To help fulfill that potential, the report recommends that regulatory agencies at different levels adopt an evaluation guide to help streamline the review process for proposed projects.

It also emphasizes the importance of understanding the environmental problems associated with wind energy systems—but in many cases those problems are not yet fully understood. For example, studies have shown that turbine rotors are responsible for the deaths of some birds and bats, which researchers estimate by counting carcasses in the fields below. Some scientists predict that as more wind turbines are installed across the country, more animals will be killed.

But researchers don’t know whether wind farms will kill so many individual animals that the overall populations will suffer, according to the report.

In general, the report has been well received by proponents of wind energy. But one early criticism has been that its scope is not broad enough. Steve Lindenberg, the acting program manager for wind and hydropower technologies for the Department of Energy, doesn’t discount the report, but feels that there is room for improvement.

“[The committee] really has identified that this is not a complete analysis of the nation,” he says. Lindenberg also points out that it does not take into account any future incentives or regulations made by Congress to promote wind energy.

Others have noted that the report examines only one region of the country and doesn’t measure wind farms against other types of energy production.

“We certainly recognize that there are environmental impacts from wind as there are from any energy activity,” says Laurie Jodziewicz, a spokesperson for the American Wind Energy Association, “but this is a report comparing wind to nothing.”

Although the report does not address how wind energy compares to coal-fired power plants, natural gas, or solar power, it does calculate the amount of carbon dioxide that wind power systems will offset. In 2005, electricity was responsible for 39 percent of the carbon dioxide sent into the atmosphere. By 2020, the report estimates that wind energy will offset about 4.5 percent of those emissions.

The committee emphasizes that this report is a small step toward a greater understanding of the environmental impacts of wind farms.

Members say that more studies are needed to fully explain the environmental effects of turbines and the factors groups should consider before installing them.

The American Wind Energy Association, for one, would like to see a more comprehensive report that compares wind to other technologies.
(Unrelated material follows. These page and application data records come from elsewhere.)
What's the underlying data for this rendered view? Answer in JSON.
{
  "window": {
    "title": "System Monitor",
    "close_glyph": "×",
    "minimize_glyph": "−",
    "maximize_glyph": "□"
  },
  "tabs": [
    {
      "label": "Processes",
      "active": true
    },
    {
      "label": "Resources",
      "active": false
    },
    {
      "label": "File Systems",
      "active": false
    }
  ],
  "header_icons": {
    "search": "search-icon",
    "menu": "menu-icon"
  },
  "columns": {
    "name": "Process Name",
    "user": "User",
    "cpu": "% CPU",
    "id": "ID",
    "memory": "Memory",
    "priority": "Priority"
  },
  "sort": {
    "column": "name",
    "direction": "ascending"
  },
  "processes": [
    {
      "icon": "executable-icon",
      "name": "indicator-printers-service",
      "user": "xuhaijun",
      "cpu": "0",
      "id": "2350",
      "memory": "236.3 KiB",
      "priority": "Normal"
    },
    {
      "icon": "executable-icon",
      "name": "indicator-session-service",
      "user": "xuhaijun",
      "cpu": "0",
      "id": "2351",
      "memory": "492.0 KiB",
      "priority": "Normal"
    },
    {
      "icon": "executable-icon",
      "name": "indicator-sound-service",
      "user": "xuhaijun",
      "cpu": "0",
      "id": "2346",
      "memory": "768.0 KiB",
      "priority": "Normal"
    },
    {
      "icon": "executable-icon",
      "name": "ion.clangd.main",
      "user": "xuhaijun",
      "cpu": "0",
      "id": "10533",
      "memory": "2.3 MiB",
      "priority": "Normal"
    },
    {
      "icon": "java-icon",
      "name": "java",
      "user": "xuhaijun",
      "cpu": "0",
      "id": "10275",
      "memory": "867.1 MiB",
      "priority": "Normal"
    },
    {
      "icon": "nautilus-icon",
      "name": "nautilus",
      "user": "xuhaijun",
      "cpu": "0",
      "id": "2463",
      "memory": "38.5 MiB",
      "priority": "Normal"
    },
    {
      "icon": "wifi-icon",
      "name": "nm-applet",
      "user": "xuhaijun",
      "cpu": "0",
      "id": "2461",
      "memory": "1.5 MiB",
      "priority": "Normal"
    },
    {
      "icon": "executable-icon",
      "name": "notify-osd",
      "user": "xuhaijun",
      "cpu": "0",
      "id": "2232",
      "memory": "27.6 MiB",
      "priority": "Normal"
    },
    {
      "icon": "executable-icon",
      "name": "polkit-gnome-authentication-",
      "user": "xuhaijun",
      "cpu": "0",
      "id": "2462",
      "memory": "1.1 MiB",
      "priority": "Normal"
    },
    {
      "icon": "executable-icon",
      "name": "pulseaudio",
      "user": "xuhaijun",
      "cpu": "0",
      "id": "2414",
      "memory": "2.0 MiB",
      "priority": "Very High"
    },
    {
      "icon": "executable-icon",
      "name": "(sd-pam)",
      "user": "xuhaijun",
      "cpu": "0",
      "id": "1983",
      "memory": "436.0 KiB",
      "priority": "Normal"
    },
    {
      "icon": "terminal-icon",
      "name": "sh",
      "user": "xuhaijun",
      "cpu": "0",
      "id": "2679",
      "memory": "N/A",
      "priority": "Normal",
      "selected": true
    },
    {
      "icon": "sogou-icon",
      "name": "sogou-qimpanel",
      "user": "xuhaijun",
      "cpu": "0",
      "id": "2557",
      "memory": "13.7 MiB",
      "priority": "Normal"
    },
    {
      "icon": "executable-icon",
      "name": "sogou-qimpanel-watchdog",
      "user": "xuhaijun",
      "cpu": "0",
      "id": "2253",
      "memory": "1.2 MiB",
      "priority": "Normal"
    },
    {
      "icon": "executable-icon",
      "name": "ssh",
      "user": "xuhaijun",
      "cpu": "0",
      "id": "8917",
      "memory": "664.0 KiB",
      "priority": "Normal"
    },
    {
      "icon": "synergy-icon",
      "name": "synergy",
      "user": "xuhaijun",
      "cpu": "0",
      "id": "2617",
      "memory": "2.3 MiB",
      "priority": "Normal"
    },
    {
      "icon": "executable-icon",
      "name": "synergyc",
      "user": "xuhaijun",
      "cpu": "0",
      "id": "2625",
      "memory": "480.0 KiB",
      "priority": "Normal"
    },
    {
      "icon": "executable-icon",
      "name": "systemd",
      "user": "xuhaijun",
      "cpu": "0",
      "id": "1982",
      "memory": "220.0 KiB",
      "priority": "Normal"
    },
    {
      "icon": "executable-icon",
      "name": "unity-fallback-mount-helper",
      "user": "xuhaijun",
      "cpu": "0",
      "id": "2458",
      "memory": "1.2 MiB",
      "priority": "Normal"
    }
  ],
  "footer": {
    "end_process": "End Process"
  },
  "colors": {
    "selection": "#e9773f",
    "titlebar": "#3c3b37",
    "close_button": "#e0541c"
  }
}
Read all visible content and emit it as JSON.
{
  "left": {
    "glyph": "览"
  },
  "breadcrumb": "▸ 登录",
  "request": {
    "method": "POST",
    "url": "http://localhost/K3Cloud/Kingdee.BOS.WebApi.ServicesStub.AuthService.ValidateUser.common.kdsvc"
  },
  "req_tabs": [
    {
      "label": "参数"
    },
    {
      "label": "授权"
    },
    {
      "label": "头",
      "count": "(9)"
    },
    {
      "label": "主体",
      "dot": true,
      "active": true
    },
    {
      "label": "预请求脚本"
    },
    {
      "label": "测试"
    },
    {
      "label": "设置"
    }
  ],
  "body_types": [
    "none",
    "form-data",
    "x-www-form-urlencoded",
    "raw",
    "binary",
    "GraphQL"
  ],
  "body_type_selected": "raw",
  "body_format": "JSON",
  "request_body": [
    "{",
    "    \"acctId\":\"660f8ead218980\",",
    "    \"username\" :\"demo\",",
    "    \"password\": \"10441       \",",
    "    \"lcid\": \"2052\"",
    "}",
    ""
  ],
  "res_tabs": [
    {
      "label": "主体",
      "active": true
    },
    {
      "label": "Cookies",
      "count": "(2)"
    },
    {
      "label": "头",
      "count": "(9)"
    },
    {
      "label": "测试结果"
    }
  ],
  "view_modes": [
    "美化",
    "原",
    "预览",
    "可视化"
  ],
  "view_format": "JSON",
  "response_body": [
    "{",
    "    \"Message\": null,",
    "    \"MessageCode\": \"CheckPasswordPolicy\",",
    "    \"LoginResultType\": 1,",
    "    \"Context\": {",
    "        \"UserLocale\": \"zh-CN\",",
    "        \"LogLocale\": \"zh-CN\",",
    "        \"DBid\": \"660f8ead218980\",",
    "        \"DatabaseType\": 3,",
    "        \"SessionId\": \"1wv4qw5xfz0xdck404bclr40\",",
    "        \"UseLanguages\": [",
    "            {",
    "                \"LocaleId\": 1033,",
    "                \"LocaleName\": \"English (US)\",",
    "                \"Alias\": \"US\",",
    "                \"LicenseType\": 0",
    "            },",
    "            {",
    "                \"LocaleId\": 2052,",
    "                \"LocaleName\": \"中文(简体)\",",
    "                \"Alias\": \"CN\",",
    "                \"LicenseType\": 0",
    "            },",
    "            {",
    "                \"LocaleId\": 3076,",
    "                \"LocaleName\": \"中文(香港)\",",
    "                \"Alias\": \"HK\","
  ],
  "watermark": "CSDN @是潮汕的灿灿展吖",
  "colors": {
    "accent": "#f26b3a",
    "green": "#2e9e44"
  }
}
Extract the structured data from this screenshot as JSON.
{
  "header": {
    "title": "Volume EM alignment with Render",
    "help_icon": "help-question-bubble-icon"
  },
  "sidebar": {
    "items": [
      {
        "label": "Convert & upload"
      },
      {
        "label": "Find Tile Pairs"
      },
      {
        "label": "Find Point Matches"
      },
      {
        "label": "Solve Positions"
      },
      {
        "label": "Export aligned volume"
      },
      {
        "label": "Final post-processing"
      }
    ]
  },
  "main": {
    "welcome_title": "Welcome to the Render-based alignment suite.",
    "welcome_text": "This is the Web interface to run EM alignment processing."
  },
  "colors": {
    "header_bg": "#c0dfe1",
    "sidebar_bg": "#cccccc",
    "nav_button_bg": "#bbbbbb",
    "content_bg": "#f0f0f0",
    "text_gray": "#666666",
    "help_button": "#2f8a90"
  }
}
But for now, says Jodziewicz, “wind is still one of the most environmentally friendly sources of energy.”

Story by Susan Cosier. This article originally appeared in Plenty in May 2007.

Copyright Environ Press 2007

See also:

Wind energy